Study text describing the rich attractions of the Piedmont region, its alpine geography, the beautiful capital of Torino, and famed artisanal products. Work with the present progressive construction, which describes actions occurring in the present moment, as in “I’m eating lunch.” Learn about Italian suffixes, word endings that convey extra meaning, and about expressive Italian hand gestures.

29 min
Indefinite Pronouns, Ci, and Ne / Sardinia

17: Indefinite Pronouns, Ci, and Ne / Sardinia

Indefinite pronouns describe nonspecific qualities or quantities, as in “some,” “any,” or “many” in English. Study how these work in Italian, as you discuss ancient sites, agriculture, and tourism on the scenic island of Sardinia. Also, explore the unique pronouns ci and ne, which replace phrases within sentences. Then, see how the beauties of Sardinia have been depicted in Italian films.

30 min
Passato Prossimo with Avere / Umbria

18: Passato Prossimo with Avere / Umbria

The verdant region of Umbria is known as “The Green Heart of Italy.” Read text about its natural beauties, art and architecture, artisanal industries, and religious history. Work with the basic past tense, the passato prossimo (“Have you eaten?”). Learn to form this compound tense with avere (to have), and use it in discussing Umbrian culture. Also, study regular and irregular participles.

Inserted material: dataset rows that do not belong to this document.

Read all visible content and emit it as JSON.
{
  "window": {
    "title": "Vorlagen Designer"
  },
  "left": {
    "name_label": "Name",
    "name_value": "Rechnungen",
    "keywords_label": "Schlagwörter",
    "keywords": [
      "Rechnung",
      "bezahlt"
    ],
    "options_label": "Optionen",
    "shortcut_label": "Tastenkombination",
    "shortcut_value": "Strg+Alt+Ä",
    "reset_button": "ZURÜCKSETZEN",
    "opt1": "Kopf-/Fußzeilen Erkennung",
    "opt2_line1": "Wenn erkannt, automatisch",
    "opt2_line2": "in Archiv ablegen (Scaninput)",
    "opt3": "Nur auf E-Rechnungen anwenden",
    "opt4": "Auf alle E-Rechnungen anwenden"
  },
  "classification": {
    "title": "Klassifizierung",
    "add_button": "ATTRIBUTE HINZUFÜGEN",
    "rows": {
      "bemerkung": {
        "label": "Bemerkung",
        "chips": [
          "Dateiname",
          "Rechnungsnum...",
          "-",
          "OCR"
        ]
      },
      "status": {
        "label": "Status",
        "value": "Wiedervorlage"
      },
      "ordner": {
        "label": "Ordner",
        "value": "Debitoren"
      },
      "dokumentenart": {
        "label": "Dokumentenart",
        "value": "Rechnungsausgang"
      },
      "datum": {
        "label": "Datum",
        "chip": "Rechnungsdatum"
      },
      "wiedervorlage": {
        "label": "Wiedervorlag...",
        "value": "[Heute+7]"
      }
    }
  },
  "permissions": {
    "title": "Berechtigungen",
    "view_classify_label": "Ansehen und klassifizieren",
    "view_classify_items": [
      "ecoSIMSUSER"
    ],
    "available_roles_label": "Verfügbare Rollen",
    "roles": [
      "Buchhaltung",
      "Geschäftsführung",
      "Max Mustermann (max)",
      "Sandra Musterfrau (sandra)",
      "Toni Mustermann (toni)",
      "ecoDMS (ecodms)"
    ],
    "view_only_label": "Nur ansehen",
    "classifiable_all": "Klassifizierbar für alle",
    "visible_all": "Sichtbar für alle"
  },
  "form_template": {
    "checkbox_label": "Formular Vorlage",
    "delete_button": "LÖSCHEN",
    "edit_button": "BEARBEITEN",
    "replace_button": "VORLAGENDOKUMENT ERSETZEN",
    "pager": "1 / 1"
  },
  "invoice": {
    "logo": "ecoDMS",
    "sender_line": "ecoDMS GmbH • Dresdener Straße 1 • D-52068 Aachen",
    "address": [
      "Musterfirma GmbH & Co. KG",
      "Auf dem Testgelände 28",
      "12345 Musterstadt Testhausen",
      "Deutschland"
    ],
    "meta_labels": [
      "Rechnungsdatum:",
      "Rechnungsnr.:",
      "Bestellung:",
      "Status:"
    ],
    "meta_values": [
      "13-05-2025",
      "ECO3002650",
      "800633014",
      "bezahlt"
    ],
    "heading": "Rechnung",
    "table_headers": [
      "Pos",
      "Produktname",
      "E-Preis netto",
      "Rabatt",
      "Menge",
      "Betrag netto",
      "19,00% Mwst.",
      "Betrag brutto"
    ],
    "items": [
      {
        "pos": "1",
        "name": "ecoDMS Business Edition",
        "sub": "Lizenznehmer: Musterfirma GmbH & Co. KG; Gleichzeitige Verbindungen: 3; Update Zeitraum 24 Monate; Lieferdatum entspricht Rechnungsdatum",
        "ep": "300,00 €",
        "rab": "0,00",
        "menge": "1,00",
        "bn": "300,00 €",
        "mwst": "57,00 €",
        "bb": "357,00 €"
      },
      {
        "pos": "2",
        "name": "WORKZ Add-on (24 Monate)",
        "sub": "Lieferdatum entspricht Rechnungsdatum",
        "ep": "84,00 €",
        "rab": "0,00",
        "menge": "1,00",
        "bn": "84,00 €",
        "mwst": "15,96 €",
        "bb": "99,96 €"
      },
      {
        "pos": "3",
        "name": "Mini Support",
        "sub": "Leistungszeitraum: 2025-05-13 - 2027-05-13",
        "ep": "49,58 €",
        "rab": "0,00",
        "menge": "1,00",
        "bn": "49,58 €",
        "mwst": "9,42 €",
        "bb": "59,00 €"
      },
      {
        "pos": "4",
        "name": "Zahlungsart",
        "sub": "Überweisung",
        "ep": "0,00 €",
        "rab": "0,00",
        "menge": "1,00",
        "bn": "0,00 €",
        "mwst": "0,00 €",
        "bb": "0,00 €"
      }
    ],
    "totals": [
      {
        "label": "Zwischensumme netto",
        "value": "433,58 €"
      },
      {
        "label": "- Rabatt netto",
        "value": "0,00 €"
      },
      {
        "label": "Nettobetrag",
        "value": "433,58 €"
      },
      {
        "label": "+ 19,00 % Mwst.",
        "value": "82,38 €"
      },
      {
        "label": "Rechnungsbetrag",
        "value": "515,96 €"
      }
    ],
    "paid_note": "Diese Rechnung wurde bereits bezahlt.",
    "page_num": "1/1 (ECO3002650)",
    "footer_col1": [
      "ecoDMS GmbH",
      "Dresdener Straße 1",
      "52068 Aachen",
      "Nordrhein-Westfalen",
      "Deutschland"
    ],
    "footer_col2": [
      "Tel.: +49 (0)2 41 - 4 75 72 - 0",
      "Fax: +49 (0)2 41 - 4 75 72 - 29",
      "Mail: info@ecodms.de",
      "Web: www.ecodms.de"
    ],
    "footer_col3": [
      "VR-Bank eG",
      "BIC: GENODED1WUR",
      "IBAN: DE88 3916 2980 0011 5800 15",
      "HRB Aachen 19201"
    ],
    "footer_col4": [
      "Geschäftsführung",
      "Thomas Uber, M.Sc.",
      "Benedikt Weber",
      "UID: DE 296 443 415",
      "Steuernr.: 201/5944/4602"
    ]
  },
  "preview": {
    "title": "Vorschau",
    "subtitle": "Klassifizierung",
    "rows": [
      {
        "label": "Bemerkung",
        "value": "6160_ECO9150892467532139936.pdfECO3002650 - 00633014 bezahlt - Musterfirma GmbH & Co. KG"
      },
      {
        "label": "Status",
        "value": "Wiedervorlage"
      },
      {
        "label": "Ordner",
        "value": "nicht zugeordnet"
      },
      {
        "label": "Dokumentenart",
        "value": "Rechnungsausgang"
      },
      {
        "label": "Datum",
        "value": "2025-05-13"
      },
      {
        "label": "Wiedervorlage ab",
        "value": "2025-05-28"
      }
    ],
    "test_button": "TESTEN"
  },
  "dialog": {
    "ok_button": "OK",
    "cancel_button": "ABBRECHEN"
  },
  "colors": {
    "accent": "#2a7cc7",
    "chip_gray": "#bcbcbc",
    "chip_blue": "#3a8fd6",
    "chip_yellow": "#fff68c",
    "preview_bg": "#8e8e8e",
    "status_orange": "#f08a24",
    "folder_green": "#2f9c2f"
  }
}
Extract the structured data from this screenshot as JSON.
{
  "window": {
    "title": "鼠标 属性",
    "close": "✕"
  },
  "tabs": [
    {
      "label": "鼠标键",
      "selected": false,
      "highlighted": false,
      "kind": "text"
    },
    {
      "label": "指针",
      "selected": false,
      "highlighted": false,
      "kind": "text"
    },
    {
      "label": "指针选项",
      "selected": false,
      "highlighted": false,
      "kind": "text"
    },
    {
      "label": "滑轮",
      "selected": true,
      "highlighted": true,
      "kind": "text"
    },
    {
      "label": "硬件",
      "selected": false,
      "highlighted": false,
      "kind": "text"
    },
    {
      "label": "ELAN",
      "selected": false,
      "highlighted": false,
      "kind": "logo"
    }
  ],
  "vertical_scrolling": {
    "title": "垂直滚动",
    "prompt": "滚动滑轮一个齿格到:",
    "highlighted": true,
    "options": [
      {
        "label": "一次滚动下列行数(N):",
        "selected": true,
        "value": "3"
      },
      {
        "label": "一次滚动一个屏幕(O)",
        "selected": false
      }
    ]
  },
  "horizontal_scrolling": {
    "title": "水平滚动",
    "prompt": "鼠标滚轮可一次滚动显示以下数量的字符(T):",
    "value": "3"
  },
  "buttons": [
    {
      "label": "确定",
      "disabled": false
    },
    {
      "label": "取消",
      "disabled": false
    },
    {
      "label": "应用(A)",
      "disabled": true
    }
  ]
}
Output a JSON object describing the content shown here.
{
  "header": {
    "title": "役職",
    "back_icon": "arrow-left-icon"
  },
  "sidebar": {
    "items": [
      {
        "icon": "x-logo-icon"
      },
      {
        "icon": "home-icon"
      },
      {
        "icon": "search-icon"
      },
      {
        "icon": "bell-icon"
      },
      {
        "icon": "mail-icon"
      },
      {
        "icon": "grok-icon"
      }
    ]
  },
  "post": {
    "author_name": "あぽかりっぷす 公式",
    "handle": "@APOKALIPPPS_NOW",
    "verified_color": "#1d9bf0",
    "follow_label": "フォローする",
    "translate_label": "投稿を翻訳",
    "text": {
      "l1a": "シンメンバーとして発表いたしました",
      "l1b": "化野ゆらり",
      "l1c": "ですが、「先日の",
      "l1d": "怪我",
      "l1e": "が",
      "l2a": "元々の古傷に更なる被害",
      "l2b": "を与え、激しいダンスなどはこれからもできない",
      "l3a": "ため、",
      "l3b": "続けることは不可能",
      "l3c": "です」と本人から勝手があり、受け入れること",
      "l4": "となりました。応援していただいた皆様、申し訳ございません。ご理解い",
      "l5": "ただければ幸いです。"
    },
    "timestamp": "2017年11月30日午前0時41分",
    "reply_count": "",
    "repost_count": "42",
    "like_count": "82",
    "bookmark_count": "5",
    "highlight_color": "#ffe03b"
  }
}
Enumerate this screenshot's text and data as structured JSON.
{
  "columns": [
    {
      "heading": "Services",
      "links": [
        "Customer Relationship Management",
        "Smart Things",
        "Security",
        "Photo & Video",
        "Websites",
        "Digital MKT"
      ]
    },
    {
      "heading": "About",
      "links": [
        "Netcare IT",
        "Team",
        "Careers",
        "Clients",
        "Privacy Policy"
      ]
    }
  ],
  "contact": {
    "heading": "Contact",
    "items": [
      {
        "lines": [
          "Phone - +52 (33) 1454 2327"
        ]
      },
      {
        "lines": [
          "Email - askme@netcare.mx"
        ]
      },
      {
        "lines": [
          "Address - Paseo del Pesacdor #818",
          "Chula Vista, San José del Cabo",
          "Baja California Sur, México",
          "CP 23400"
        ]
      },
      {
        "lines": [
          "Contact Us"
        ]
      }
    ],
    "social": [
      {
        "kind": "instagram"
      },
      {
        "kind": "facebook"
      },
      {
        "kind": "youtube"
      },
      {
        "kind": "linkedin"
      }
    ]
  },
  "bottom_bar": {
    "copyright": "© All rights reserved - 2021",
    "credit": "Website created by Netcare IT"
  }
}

29 min
Passato Prossimo with Essere / Tuscany

19: Passato Prossimo with Essere / Tuscany

Tuscany is perhaps Italy’s most celebrated and popular region, and the cradle of the Renaissance. Learn about its breathtaking medieval cities, beloved food specialties, and its iconic artists and writers. See how the passato prossimo tense is used with the auxiliary verb essere. Study expressions of time, and practice your skills in describing the life of Florentine painter Sandro Botticelli.

28 min
The Imperfect Tense / Calabria

20: The Imperfect Tense / Calabria

The imperfetto (the imperfect) describes actions in the past that were ongoing or not completed, as in “I was reading.” Read text about the untamed beauty, prehistory, and Greek/Byzantine legacy of Calabria, noting the use of the imperfetto. Learn to conjugate the imperfetto, and practice choosing where to use it, as opposed to the passato prossimo, in text on the treasures of ancient Calabria.

30 min
The Impersonal Voice / Liguria II

21: The Impersonal Voice / Liguria II

Take a second look at the natural beauty and artistic culture of Liguria. Study the impersonal voice, which is used to refer to an unspecified subject, as in “One should” or “Everyone knows.” See how this voice expresses what people can do, see, or experience. Then return to modal verbs, as well as conoscere and sapere, and see how these verbs take on different meanings based on the tense used.

28 min
The Imperative with Pronouns / Campania II

22: The Imperative with Pronouns / Campania II

Return to the culturally rich Campania region as you review the imperative mood (commands), and learn how the imperative functions with pronouns (where “Eat the pizza!” becomes “Eat it!”). Explore both the informal and formal imperative, double pronouns (“Give it to her.”). Then, practice them in describing Campania’s ancient cities, scenic beauties, and beloved culinary specialties.

30 min
The Future Tense / Lazio II

23: The Future Tense / Lazio II

Speak about the sights and history of Rome, the eternal city, as you learn the future tense in Italian (“I will go.”). Practice the conjugation of the future tense, and explore the verb stem changes that characterize it. Take into account the different meanings of the future tense, including its use to express probability, as well as the future perfect construction (“I will have gone.”).

31 min
Comparatives, Superlatives, and Arrivederci! / Tuscany II

24: Comparatives, Superlatives, and Arrivederci! / Tuscany II

Conclude the course with a return to the beloved region of Tuscany. Expand your knowledge of the past tense in discussing Tuscany’s topography; food culture; and literary giants Dante, Petrarch, and Boccaccio. Learn to make comparisons, of equality (“as good as”) and of inequality (“better than”). Finally, explore Italian superlatives (“the worst”, “the best”).

35 min